* [ASSIGNMENT] Copy every line of the entries that has the string "initial" in it.

——

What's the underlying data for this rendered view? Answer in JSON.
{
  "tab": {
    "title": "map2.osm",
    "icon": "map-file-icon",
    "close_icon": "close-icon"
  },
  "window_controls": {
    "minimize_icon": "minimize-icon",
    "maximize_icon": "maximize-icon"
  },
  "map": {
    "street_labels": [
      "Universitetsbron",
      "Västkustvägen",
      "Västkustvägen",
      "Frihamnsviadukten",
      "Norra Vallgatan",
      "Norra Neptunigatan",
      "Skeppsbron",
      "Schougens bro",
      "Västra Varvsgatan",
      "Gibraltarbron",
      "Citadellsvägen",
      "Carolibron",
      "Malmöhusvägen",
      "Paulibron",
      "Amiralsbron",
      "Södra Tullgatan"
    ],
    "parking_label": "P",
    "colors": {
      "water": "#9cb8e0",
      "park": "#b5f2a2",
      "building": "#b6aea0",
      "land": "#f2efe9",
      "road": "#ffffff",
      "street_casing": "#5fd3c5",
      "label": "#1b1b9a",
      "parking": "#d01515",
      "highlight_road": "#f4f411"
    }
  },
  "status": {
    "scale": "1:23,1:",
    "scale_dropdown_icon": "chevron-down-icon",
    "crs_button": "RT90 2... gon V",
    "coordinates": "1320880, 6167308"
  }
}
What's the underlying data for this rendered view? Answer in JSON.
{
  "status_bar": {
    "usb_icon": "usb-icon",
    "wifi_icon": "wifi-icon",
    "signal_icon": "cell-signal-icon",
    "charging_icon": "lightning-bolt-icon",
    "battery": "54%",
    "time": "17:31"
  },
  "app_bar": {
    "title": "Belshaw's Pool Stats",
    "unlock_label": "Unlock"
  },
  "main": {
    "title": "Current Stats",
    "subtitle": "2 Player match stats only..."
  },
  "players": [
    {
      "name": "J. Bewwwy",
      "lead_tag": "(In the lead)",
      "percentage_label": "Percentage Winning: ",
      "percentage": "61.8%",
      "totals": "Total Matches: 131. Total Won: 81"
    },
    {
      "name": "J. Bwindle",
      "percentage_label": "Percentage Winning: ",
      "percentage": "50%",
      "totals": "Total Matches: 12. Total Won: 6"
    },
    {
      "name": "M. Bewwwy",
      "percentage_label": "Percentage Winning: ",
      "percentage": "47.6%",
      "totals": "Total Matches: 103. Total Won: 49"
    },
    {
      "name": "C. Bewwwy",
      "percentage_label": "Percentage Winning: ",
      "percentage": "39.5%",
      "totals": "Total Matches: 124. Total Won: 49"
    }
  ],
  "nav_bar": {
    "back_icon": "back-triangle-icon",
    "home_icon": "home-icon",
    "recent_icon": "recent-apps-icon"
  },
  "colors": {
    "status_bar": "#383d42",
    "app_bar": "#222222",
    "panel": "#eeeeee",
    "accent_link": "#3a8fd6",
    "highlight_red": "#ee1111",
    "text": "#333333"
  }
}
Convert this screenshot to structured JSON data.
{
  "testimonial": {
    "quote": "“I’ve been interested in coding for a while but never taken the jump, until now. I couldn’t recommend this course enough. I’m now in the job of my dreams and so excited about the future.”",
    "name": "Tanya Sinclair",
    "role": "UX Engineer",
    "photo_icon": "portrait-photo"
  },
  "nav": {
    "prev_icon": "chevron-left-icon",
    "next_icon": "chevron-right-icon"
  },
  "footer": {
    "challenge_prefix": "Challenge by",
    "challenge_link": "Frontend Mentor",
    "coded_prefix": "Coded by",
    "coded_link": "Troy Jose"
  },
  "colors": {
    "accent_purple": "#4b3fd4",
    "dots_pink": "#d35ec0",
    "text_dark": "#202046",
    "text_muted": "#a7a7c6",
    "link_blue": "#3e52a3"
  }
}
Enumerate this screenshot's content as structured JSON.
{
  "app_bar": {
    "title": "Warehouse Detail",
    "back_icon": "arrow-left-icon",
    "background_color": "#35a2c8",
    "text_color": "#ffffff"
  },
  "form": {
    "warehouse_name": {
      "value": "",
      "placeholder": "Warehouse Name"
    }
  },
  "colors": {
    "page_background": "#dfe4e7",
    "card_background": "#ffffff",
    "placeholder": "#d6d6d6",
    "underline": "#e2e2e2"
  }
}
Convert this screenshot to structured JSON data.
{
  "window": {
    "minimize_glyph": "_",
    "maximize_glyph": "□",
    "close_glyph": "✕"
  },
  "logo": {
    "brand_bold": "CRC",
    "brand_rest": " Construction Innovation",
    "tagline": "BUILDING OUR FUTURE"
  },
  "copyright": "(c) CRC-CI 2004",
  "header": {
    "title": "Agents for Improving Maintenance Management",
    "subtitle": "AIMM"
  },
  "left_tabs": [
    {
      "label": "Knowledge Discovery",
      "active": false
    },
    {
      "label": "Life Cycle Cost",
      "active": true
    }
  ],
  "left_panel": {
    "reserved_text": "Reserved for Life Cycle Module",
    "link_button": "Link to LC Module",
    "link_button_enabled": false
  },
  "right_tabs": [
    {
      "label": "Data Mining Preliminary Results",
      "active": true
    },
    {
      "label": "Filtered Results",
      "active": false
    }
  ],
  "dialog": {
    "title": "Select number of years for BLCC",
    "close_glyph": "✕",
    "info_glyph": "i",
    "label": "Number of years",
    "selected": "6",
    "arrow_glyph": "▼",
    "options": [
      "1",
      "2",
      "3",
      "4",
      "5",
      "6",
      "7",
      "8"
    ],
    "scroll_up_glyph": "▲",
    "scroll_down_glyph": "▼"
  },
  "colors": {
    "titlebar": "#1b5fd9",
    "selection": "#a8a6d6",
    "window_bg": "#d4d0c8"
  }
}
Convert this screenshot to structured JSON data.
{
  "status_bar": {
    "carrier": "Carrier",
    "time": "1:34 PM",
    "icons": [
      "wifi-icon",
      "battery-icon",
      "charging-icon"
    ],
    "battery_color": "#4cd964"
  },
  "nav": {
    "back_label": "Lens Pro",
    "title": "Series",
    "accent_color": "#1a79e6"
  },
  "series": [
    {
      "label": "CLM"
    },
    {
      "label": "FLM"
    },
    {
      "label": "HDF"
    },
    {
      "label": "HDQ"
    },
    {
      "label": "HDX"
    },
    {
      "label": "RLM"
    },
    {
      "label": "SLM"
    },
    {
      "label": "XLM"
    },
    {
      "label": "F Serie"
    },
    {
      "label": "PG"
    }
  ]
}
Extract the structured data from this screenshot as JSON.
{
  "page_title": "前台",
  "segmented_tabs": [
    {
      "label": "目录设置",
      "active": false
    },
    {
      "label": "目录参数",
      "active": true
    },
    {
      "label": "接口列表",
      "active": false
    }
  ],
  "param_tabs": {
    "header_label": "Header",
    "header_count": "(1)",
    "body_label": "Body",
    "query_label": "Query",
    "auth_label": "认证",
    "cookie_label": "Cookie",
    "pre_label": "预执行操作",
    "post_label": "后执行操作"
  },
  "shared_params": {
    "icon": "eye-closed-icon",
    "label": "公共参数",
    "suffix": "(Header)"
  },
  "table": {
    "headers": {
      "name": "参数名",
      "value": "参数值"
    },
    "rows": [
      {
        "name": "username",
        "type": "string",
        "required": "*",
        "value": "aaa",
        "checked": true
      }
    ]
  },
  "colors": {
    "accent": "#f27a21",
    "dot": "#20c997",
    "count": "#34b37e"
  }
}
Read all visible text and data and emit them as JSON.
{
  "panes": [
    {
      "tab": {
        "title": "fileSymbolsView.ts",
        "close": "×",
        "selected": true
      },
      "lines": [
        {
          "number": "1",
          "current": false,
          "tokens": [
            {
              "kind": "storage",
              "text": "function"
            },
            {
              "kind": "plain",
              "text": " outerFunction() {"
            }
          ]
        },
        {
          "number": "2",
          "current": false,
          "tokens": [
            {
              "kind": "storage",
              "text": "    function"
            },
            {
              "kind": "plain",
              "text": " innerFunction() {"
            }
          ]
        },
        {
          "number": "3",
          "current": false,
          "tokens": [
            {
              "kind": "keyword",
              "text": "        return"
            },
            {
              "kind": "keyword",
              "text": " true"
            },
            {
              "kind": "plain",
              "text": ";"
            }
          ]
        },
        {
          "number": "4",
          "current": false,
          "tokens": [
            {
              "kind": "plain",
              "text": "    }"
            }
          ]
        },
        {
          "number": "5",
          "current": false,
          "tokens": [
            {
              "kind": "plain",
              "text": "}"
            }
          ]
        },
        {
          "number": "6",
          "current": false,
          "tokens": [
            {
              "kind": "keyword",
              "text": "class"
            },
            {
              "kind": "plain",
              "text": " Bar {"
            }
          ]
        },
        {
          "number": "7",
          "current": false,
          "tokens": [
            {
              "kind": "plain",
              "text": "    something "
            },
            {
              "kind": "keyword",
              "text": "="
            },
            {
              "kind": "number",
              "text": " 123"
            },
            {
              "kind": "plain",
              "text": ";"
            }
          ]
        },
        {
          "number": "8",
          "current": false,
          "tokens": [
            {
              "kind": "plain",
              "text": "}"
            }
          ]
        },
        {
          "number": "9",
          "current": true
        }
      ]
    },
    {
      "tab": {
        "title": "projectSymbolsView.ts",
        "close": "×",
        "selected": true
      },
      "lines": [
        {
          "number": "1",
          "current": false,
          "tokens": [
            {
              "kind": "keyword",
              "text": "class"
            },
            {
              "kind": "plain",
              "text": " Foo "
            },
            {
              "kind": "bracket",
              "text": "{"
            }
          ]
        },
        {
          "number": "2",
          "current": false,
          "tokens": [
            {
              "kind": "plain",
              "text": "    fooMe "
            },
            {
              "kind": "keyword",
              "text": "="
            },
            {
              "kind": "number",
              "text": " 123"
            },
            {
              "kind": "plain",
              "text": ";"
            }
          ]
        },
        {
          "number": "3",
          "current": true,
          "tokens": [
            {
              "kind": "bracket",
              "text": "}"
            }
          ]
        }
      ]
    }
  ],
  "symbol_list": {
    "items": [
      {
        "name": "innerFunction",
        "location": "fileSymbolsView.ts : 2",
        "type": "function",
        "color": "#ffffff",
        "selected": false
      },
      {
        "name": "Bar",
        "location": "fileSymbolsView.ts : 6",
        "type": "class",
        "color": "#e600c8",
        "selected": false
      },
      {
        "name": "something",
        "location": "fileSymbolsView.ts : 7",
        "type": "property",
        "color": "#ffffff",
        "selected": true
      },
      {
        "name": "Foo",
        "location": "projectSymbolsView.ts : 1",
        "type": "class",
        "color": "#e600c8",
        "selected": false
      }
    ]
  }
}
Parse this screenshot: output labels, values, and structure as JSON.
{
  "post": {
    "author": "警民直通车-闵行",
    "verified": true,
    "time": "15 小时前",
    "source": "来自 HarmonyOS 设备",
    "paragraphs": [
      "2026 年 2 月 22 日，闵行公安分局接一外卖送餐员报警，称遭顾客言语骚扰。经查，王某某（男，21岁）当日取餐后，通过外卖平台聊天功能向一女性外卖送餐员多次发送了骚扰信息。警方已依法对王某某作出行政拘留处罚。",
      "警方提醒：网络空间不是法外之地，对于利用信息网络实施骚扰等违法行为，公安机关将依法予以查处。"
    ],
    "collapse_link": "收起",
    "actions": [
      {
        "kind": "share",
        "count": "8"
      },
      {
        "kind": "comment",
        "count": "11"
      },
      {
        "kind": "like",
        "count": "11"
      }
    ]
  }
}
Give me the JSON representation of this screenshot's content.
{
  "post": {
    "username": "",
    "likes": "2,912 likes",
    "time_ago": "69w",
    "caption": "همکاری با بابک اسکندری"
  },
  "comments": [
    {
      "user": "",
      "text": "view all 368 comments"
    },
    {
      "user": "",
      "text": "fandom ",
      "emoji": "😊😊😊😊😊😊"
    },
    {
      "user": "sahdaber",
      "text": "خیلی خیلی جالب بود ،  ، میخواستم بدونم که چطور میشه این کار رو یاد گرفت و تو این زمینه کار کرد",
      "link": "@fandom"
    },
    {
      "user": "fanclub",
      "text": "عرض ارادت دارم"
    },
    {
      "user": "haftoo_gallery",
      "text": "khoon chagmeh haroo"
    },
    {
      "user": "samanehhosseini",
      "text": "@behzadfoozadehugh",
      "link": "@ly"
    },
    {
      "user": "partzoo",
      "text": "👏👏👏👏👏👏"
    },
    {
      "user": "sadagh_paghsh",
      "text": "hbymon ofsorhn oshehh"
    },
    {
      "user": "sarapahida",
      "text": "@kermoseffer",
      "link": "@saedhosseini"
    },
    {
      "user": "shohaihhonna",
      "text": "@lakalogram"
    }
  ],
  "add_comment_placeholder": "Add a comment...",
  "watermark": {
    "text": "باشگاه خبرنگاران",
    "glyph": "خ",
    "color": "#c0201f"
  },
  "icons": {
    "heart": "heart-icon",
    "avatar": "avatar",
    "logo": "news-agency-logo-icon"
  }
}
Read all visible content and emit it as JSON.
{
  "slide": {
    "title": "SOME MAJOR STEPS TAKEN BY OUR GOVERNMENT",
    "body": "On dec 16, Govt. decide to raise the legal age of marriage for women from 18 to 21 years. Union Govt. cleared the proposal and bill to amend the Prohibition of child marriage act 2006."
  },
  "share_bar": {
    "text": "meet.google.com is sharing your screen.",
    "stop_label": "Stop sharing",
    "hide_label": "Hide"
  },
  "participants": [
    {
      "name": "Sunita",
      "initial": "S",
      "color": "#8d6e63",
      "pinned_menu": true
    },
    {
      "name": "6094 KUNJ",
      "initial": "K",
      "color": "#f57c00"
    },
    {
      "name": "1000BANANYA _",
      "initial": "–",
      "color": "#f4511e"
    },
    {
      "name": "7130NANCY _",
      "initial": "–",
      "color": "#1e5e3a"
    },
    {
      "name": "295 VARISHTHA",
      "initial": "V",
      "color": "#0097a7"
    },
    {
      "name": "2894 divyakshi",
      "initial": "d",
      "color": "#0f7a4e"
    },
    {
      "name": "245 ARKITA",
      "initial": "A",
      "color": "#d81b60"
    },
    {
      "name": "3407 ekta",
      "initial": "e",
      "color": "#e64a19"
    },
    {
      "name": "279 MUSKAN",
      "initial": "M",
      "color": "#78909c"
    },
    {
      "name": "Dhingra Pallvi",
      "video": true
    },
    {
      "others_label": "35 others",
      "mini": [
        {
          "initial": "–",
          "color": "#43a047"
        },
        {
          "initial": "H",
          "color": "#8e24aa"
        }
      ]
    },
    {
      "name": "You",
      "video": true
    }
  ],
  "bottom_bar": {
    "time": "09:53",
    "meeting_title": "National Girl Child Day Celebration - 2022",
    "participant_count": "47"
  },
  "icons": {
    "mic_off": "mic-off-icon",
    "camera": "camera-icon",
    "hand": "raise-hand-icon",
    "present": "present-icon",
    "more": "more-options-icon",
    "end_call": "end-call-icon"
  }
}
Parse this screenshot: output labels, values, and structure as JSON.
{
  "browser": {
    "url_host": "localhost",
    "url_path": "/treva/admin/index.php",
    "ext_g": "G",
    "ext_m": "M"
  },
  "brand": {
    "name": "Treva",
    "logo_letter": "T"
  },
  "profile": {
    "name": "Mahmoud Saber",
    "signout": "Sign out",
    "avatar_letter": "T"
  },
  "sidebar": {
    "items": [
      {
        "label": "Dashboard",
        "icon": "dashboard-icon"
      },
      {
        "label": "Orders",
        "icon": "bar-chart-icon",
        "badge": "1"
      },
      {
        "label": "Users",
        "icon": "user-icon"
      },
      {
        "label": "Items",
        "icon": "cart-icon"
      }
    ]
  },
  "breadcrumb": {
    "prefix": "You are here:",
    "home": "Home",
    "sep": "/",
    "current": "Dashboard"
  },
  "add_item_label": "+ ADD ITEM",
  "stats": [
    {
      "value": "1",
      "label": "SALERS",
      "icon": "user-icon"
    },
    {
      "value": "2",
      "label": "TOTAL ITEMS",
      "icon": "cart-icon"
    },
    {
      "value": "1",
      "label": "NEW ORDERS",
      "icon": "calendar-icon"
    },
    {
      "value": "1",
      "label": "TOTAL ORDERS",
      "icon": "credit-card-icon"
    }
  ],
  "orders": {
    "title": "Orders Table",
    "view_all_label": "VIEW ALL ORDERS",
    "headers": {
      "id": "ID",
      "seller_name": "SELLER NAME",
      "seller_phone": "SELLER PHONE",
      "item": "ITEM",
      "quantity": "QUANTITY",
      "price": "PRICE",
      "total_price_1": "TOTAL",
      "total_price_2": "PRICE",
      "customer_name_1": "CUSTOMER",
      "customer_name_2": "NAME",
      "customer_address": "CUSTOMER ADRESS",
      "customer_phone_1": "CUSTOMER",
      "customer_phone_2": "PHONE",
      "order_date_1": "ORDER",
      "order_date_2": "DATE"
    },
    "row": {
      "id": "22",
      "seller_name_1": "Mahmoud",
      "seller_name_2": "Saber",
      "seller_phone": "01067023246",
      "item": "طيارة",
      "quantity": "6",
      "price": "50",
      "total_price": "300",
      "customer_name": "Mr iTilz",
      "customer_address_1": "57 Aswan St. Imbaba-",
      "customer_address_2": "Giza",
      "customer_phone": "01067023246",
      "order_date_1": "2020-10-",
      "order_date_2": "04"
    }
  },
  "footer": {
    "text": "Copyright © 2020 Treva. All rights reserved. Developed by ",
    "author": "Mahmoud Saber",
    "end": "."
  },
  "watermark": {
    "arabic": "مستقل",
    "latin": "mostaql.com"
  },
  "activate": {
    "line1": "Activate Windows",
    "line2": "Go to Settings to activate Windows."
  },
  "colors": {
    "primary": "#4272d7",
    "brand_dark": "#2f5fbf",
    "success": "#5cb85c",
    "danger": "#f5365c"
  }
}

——

* [OUTPUT]
      "initial": "S",
      "initial": "K",
      "initial": "–",
      "initial": "–",
      "initial": "V",
      "initial": "d",
      "initial": "A",
      "initial": "e",
      "initial": "M",
          "initial": "–",
          "initial": "H",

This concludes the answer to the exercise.